Surviving a brain tumour by Olivia, 18

Olivia and her dad

“I’ve always been quite ‘out there’ about coming to GOSH. If my friends ever said, ‘Olivia, what’s wrong, why aren’t you in school today?’ I’d tell them, ‘I’ve got an appointment at the hospital.’ I like to be open about it.

“I first came to GOSH when I was about three years old with juvenile rheumatoid arthritis. It was actually quite a nice time of my life apart from the injections – I used to like playing with all the toys!

“The second time I came here I was seven years old. I had hydrocephalus (a build up of fluid, and as a consequence pressure, around the brain) due to a brain tumour. If you cut my head in half, and then into quarters, the lump would have been right in the centre of my brain behind my eyes.”

Tests and operations

“I can remember it all quite clearly. I was lying in bed at home and my eye went funny – I couldn’t see out of it. So my mum put a two pence coin on the bed and asked me to shut my right eye to see if I could find it. I couldn’t. She asked me to shut my left eye and find it, and I did straightaway.

“We rushed off to Moorfields Eye Hospital, London, where they found out that the optic nerve had some pressure on it, and the only pressure which the optic nerve can get is from the build up of fluid in the brain. That was when I was taken over in an ambulance to GOSH.”

“I had an MRI scan, followed by a CT scan. At first the doctors thought it was a cyst in my brain, but it turned out to be a tumour. I didn’t quite understand the danger I was in until two or three weeks later when they were preparing to operate on me.

“I had five operations in total in the space of about three or four months. The first one was to drain the fluid and relieve the pressure building behind  my optic nerve. I was about two or three weeks away from going completely blind in my left eye – I still haven’t regained full vision.

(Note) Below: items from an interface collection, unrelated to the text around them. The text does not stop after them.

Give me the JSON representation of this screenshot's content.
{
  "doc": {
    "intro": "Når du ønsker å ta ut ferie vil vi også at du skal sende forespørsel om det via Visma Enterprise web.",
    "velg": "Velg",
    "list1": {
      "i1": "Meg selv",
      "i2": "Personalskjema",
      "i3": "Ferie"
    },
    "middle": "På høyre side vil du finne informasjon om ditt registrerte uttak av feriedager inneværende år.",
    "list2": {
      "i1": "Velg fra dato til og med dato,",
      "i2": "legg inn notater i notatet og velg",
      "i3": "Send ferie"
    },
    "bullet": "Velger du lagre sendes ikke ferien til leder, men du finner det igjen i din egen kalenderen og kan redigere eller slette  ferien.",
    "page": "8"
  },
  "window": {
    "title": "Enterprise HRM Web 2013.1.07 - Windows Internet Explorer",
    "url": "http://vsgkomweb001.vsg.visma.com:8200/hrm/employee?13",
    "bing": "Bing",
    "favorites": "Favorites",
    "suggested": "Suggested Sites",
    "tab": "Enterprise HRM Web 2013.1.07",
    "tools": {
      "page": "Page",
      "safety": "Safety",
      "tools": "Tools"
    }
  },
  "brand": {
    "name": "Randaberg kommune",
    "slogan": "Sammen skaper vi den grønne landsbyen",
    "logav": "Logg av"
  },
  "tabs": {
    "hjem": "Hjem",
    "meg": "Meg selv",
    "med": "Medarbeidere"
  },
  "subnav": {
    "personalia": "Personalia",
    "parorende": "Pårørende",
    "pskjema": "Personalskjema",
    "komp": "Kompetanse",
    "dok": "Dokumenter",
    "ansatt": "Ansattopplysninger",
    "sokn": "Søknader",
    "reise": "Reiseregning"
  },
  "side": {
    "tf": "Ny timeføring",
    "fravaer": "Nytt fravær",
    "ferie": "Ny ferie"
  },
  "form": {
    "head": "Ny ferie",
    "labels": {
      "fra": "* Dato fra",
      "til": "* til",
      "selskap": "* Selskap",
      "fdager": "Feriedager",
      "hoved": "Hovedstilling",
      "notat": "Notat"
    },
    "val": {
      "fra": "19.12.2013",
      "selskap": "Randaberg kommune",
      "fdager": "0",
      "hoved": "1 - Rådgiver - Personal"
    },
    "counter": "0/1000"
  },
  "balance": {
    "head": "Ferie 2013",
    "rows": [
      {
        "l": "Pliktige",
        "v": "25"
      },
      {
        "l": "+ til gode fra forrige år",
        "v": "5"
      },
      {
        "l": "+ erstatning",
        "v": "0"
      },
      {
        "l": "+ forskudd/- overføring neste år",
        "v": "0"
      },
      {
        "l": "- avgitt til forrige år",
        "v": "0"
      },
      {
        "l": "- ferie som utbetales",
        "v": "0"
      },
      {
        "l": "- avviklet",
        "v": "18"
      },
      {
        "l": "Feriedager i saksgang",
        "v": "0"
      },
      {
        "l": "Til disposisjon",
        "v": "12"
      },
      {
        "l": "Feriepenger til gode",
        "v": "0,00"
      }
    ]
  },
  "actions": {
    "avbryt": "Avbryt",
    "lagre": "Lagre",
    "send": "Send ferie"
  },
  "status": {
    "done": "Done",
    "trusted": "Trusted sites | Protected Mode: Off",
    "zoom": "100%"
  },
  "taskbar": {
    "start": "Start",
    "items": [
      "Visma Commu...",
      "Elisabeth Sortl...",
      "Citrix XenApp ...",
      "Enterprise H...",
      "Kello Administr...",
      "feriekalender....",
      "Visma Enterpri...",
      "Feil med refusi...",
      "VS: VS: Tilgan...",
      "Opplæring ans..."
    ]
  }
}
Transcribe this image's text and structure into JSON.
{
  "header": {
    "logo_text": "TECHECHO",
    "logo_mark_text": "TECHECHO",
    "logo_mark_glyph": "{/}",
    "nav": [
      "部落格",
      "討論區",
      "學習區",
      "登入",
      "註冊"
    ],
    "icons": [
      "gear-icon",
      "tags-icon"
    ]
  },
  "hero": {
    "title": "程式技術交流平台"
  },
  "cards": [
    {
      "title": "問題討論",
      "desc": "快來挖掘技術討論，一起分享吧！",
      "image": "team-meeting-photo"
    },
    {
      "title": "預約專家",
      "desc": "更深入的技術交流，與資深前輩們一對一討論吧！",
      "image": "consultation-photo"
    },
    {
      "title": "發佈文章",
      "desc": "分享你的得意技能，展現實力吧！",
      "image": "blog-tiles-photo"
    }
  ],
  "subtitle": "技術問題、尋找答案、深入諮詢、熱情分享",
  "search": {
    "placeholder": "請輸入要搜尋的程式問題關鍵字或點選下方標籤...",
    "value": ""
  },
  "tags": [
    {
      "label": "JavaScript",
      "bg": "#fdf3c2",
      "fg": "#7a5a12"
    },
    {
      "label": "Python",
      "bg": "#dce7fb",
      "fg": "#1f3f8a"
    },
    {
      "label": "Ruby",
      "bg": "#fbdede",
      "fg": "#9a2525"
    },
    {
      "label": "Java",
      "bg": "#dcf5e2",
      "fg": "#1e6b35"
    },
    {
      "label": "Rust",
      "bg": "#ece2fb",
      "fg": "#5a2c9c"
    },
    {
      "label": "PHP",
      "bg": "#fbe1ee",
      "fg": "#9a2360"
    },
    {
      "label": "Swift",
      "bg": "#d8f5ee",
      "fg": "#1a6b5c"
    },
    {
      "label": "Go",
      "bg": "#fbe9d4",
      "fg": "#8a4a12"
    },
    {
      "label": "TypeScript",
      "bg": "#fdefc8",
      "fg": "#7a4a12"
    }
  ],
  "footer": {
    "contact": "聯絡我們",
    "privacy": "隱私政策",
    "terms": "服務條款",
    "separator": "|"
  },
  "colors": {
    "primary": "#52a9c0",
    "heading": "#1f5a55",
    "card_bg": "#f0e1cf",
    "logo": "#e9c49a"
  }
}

“I then had two operations to see if they could take the tumour out, which they couldn’t because it was so close to the areas of the brain which store memories and control vital metabolic rhythms and movement. The fourth operation was a huge craniotomy, where they cut my head open to see if they could remove the tumour. After my fifth operation at GOSH, I started radiotherapy at the Old Middlesex Hospital. I had this five times a week over the space of about six weeks.”

Growing up and going to GOSH

“I still came for check-ups at GOSH into my teens, because, although the information on young children who survive brain tumours is growing massively, they haven’t got all of the research on it. They did know, however, that the impact of the brain injury in that area – close to the hypothalamus and pituitary, the vital post office for the body's letters (hormones) – was likely to affect my growth and physical development and possibly also my learning.

"I had to have regular blood tests and growth measurement every six to 12 months at the adolescent endocrine clinic at University College Hospital (UCH), sister hospital to GOSH, and still go to that aftercure clinic intermittently. Fortunately, I didn't need any help in this area but I was one of the lucky few. I know I have somewhere I can go back to in the future to learn new information or if I ever need help or support.

“It was never a big issue for me, being in hospital and being a teenager. The only time it actually hindered anything was on my friend’s 13th birthday party. I had my MRI scan for the beginning of it and they were going to see Spiderman – I really wanted to see the movie but I couldn’t because of the scan!

“My advice to other teenage GOSH patients – whether you need to take a day off school because of your condition, or you have to miss a fun thing because of a hospital appointment – is don’t be sad, think of it in the positive. You’re going to hospital to get better, or you’re taking the day off to make yourself feel better.”

Why I stay involved

“I’m 18 so I’m not at GOSH anymore, I’m at the UCH teenage unit where I will be cared for until I’m 25 and then I’ll move to adult health services. I still keep in touch with the hospital though, through the Young People’s Forum, the Foundation Trust Members Council and the Expert Patients Programme – a self-management programme for people who are living with a long-term health condition. I’ve also done numerous fundraising events for the charity.

“GOSH is a fantastic place. I love every inch of it. Everybody here is really kind and really helpful. All the doctors, nurses, everybody are really just lovely.

“I like to stay involved with GOSH because they saved my life, so if there’s anything I can do to improve the food, or be part of the service which creates comfier beds for the parents, or make young people’s time in hospital more enjoyable, I’d love to do it.”